There was a public pile on John too. There is a lot of pressure in politics to conform to a “right“ set of ideas. If you depart from the opinions of the polite dinner party set the reaction can be relentless. More so when you are easily, but incorrectly, branded a “koala killer“.
New South Wales’s koala laws are arcane but it is a story familiar to us here in Central Queensland. Some well-meaning, green-leaning bureaucrats, in a capital city, decide that they can manage an environment they barely visit, better than those who live on the land.
The result is a policy that sounds nice - who could be against protecting koalas - but has as much connection to reality as a Green-led, inner-city council trying to solve the Middle East peace crisis.
In this case, the government proposed increasing the number of koala protected tree species from 10 to over 120. One of these trees included the camphor laurel, even though another part of the NSW Government’s website recommends the use of glysophate to remove the same tree. The website provides no solution to the dilemma of how a farmer must simultaneously apply weed killer to the camphor laurel, and protect it for use by koalas.
John’s threat to blow up the NSW Government was dramatic but it would probably remove these absurdities, when the NSW Government reconsiders the laws in coming weeks.
John’s approach wasn’t pretty but it was pretty effective. Without John’s intervention it is unlikely that the spotlight would have turned on these issues, and farmers would have to suffer under the benign disregard of the distant public officer.
In country areas, we sometimes have to be willing to get a bloody nose to make a difference. Last year ahead of the Federal election some members of the Liberal Party tried to stop the Adani project.

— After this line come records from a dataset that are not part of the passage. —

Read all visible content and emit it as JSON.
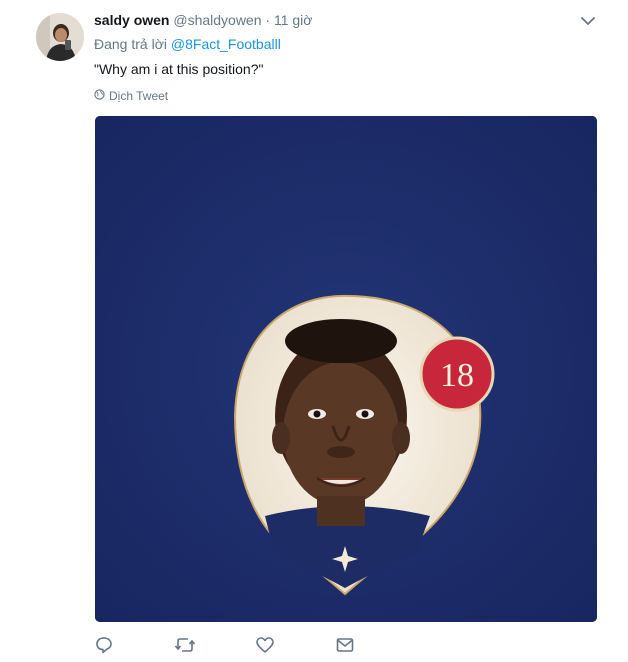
{
  "tweet": {
    "display_name": "saldy owen",
    "handle": "@shaldyowen",
    "separator": "·",
    "time": "11 giờ",
    "replying_prefix": "Đang trả lời",
    "replying_to": "@8Fact_Footballl",
    "text": "\"Why am i at this position?\"",
    "translate_label": "Dịch Tweet"
  },
  "media": {
    "badge_number": "18",
    "background_color": "#1d2d68",
    "badge_color": "#c8263a"
  },
  "actions": [
    "reply-icon",
    "retweet-icon",
    "like-icon",
    "direct-message-icon"
  ]
}
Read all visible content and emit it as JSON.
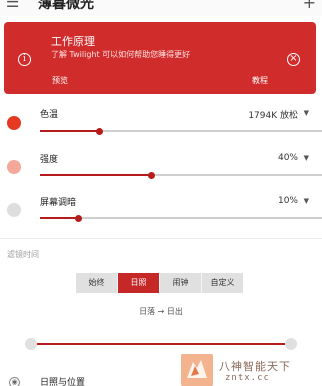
{
  "appbar": {
    "menu_icon": "menu-icon",
    "title": "薄暮微光",
    "add_icon": "add-icon"
  },
  "card": {
    "title": "工作原理",
    "subtitle": "了解 Twilight 可以如何帮助您睡得更好",
    "preview_label": "预览",
    "tutorial_label": "教程",
    "info_icon": "info-icon",
    "close_icon": "close-icon",
    "color": "#d12c2c"
  },
  "settings": {
    "temperature": {
      "label": "色温",
      "value": "1794K 放松",
      "dot_color": "#e53922",
      "level": 0.22
    },
    "intensity": {
      "label": "强度",
      "value": "40%",
      "dot_color": "#f4a89a",
      "level": 0.4
    },
    "dim": {
      "label": "屏幕调暗",
      "value": "10%",
      "dot_color": "#dedede",
      "level": 0.1
    }
  },
  "filter_section": {
    "label": "滤镜时间",
    "tabs": [
      "始终",
      "日照",
      "闹钟",
      "自定义"
    ],
    "active_tab": "日照",
    "route": "日落 → 日出"
  },
  "location_row": {
    "label": "日照与位置",
    "icon": "location-icon"
  },
  "watermark": {
    "text": "八神智能天下",
    "sub": "zntx.cc"
  },
  "colors": {
    "accent": "#c62828",
    "track": "#cfcfcf"
  }
}
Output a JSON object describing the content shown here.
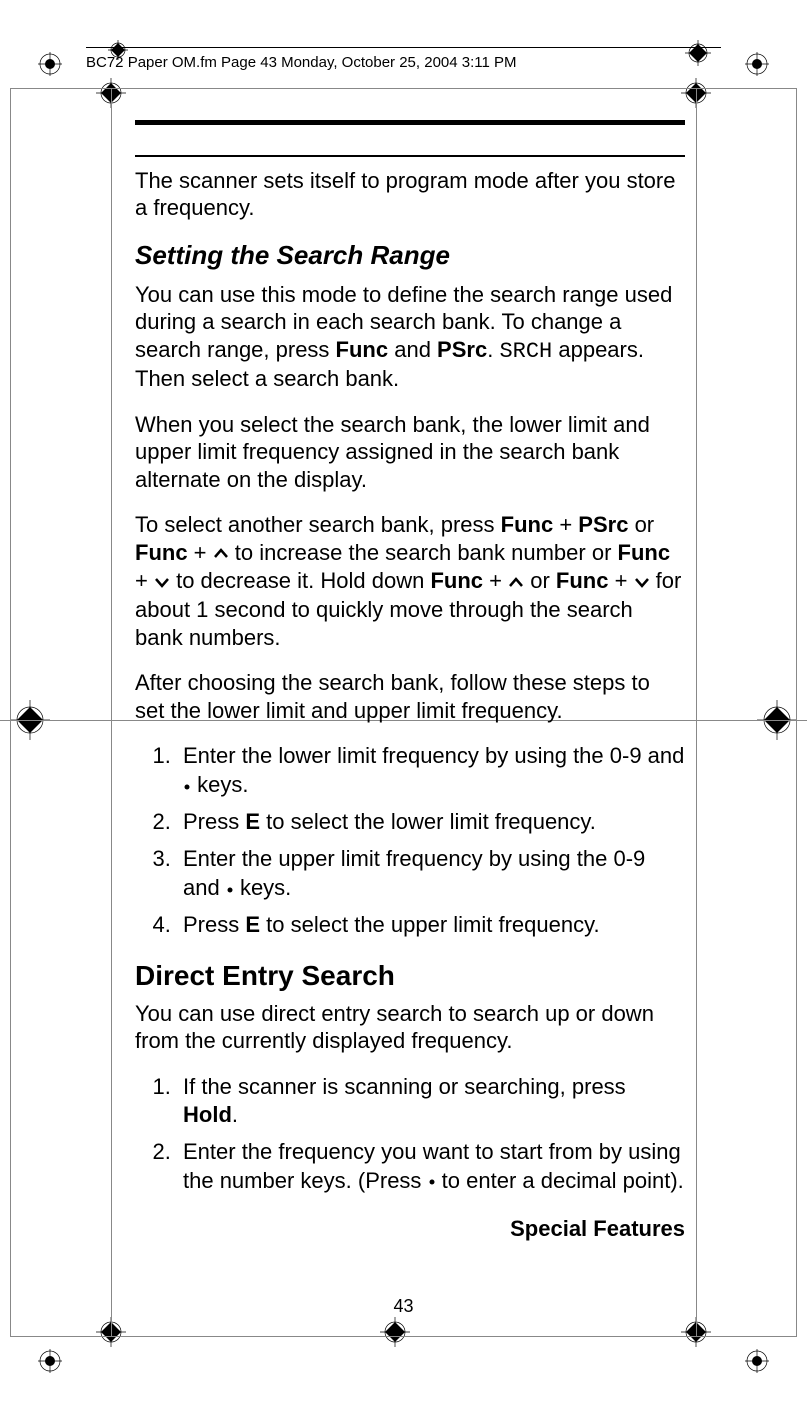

The Federal Department of Environment recommended we approve Adani but as one Liberal said to me “we can’t approve this project, because we might lose seats in Melbourne”.
I hit the hit roof. When a meeting to resolve the impasse failed to reach a conclusion, I returned to my office and drafted a resignation letter as the Minister for Resources. Word spread of my action and many tried to talk me out of that course of action.
The election was just a week away from kicking off. But in conscience I could not save my job and put thousands of others out of work. My job was to do all I could to save their jobs. It was wrong to let the views of Melbourne dictate what would happen at Moranbah. So I stuck to my guns, Adani was approved and the Liberal National Party was unexpectedly reelected. As we saw this week, 1500 people are now employed at the mine.
Politics can be brutal but it can also be rewarding when you fight for your values and win. We need more people like John Barilaro in politics. We would have a better system if more of our elected officials were willing to get a bloodied nose for a higher cause and the general good. I wish John and his family all the best.